In any game that involves DeAndre Jordan, Andre Drummond or Dwight Howard, the threat is always there. No, we’re not talking about those centers posting a 20-20 game. We’re talking about opposing coaches employing the “Hack-A-Dre” or “Hack-A-Dwight” strategy.
The tactic is occasionally used as a means to play catchup. Drummond and Jordan are the league’s worst free throw shooters, with both under 40%. Howard is making his free throws at a 51.8% rate, fourth worst among all qualifiers.
Last season’s otherwise highly entertaining Western Conference playoffs sometimes slowed to a crawl, with Jordan and Howard being grabbed off the ball for multiple possessions. That led to a fierce debate about whether the league should change its rules regarding intentional fouls off the ball.

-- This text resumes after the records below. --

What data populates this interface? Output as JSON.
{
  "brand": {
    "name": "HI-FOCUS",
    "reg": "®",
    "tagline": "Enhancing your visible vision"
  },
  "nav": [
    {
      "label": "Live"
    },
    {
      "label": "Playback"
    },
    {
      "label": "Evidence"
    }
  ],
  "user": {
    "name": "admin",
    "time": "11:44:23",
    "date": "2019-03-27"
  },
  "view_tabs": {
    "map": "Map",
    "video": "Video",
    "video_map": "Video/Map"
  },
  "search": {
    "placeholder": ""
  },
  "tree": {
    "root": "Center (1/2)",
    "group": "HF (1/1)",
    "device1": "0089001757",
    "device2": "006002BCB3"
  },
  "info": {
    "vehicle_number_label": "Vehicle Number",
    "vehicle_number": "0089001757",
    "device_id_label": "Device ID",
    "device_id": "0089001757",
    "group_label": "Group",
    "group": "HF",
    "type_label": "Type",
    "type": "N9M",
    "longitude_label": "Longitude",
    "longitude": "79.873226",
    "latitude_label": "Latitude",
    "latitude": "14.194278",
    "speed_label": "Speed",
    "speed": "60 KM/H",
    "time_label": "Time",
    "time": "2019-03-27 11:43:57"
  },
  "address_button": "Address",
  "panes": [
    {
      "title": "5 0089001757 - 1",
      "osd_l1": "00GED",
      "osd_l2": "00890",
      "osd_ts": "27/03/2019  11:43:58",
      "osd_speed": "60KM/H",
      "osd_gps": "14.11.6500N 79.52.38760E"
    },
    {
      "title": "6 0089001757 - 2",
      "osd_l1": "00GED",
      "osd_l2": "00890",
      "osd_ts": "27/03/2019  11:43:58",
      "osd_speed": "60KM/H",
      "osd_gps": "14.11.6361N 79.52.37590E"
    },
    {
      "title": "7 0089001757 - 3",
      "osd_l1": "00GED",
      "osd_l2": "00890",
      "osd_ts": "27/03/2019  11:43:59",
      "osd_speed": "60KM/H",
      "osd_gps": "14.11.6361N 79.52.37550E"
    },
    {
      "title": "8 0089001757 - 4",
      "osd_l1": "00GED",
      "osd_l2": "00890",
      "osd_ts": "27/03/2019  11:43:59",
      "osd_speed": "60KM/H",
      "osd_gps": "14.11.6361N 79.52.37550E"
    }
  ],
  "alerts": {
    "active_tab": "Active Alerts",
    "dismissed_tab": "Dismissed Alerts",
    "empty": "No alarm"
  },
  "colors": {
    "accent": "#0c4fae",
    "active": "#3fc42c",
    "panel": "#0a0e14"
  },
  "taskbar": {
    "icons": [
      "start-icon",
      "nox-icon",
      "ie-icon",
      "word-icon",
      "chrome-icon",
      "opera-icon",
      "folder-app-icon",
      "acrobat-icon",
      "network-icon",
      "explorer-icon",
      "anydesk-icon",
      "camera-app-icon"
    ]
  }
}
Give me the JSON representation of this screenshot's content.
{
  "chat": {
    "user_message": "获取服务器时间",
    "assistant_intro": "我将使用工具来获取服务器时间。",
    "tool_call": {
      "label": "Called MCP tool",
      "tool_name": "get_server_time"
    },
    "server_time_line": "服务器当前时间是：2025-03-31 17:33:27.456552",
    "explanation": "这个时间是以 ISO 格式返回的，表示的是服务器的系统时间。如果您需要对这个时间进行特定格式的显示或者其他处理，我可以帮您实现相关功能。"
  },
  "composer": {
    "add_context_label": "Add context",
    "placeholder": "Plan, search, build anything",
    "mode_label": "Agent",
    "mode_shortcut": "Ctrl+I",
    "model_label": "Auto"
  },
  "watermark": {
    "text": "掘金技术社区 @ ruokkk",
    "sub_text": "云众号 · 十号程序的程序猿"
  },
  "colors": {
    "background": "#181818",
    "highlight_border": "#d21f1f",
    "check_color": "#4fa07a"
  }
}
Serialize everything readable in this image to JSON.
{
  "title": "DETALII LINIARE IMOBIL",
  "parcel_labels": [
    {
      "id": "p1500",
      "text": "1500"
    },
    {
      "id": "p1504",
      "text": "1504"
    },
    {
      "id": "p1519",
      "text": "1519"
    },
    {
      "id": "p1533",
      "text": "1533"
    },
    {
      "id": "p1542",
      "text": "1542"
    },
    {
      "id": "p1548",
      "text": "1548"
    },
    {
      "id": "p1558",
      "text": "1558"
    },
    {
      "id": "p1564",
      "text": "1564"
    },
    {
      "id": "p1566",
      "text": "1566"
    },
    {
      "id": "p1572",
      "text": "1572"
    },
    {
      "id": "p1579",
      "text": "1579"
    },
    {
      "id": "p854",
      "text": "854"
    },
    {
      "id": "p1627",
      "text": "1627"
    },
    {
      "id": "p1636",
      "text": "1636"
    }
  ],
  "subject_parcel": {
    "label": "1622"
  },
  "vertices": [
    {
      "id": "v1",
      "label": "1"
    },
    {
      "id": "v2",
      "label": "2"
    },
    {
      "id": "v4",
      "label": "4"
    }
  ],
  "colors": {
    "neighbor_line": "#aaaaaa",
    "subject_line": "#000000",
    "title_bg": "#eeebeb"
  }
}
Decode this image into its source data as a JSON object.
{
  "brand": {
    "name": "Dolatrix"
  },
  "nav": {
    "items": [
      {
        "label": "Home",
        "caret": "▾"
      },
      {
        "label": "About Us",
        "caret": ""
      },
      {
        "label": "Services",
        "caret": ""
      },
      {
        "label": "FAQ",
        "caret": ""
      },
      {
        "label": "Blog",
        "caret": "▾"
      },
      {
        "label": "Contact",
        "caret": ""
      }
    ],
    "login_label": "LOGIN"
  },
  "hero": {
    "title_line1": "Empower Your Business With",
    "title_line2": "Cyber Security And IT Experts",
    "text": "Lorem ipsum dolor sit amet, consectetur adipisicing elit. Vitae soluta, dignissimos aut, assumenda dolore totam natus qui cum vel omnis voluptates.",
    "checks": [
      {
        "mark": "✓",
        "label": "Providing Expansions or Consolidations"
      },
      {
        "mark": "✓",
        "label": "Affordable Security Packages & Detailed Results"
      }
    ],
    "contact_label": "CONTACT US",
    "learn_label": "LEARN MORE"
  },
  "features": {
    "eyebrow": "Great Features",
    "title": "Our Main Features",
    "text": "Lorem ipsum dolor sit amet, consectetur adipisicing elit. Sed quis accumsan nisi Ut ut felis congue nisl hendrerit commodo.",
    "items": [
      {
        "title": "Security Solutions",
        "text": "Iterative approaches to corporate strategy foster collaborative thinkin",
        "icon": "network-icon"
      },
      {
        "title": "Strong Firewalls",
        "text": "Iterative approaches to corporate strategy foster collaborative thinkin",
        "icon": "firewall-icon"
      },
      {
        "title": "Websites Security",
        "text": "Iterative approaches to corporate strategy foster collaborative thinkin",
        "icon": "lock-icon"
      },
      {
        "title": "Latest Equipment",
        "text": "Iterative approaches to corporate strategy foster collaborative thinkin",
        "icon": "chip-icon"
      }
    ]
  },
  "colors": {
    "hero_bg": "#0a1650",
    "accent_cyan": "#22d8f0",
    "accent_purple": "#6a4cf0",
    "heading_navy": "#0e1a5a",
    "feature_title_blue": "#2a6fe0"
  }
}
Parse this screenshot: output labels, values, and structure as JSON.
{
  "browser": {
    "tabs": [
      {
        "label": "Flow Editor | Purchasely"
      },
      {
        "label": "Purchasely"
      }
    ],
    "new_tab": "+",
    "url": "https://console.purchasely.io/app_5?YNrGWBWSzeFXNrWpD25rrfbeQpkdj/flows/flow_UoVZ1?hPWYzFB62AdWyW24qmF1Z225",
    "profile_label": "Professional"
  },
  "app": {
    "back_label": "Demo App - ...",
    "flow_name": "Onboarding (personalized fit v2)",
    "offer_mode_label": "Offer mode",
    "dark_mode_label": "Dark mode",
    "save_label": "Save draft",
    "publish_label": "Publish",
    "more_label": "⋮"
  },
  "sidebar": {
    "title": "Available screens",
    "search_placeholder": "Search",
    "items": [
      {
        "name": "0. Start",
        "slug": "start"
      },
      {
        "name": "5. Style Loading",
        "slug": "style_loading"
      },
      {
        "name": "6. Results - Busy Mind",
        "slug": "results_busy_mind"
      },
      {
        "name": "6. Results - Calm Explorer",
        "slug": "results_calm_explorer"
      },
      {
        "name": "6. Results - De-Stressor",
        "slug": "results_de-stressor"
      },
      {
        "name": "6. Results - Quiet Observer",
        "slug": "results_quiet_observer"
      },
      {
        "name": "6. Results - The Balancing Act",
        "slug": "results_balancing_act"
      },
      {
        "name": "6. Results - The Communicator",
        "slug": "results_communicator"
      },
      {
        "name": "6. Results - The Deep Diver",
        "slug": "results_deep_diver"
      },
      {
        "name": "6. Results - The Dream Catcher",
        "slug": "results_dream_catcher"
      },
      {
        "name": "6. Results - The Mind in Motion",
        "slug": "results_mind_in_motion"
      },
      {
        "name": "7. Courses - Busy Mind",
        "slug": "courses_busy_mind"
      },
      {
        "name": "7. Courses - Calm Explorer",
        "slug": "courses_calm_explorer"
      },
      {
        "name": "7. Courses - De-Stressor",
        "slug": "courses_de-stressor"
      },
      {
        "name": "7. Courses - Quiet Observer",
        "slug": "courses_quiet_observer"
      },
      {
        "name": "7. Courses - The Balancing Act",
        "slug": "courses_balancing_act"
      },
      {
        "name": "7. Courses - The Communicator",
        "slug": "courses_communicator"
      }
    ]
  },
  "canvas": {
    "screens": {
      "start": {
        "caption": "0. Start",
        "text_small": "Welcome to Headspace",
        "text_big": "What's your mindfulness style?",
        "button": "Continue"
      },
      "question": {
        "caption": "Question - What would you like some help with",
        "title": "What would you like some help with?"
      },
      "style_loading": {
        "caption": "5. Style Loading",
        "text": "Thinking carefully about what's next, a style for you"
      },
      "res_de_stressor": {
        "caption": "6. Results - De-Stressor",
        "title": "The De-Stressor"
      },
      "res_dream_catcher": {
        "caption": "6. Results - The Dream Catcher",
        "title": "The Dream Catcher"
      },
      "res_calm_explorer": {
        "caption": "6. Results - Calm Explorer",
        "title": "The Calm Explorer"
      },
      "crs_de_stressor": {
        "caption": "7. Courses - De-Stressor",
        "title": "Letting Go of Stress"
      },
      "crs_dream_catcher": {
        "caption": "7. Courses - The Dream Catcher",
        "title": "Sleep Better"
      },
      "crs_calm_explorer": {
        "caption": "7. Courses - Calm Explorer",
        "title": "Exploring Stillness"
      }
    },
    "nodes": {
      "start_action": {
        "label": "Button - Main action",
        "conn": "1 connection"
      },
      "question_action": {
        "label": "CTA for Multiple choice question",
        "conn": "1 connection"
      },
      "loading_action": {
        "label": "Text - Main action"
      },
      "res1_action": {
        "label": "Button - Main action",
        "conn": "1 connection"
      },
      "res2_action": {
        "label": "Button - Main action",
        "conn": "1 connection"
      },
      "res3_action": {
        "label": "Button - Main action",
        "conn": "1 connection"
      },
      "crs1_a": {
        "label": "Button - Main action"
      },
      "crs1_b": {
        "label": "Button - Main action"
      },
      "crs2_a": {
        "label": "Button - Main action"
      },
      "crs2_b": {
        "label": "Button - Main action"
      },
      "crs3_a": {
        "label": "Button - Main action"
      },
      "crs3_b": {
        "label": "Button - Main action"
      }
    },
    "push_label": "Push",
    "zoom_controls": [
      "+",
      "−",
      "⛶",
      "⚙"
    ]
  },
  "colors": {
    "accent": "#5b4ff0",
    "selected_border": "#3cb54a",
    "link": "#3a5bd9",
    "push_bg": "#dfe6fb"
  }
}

Currently, teams can employ the tactic of sending a poor free throw shooter to the line during the first 10 minutes of a quarter. After that, it results in not only free throws but also possession.
Last week, Clippers coach Doc Rivers not only employed the “Hack-A-Dwight” tactic but also intentionally fouled his frontcourt partner Clint Capela. We’ve also seen the strategy used against the league’s poorest foul-shooting guard, Rajon Rondo.
The argument to change the rule is to preserve the entertainment value of the game. No one buys a ticket to see a bad free throw shooter go to the line 15-20 times.
Those in the favor of the status quo believe it’s up to the poor free throw shooters to improve their game, so that opposing coaches won’t be so eager to order their players to foul them.
This leads us to our question of the day: Should the league change the rules regarding intentional fouls off the ball in order to remove “Hack-A” tactics?
Please take to the comments section below to share your thoughts and opinions on the subject. We look forward to what you have to say.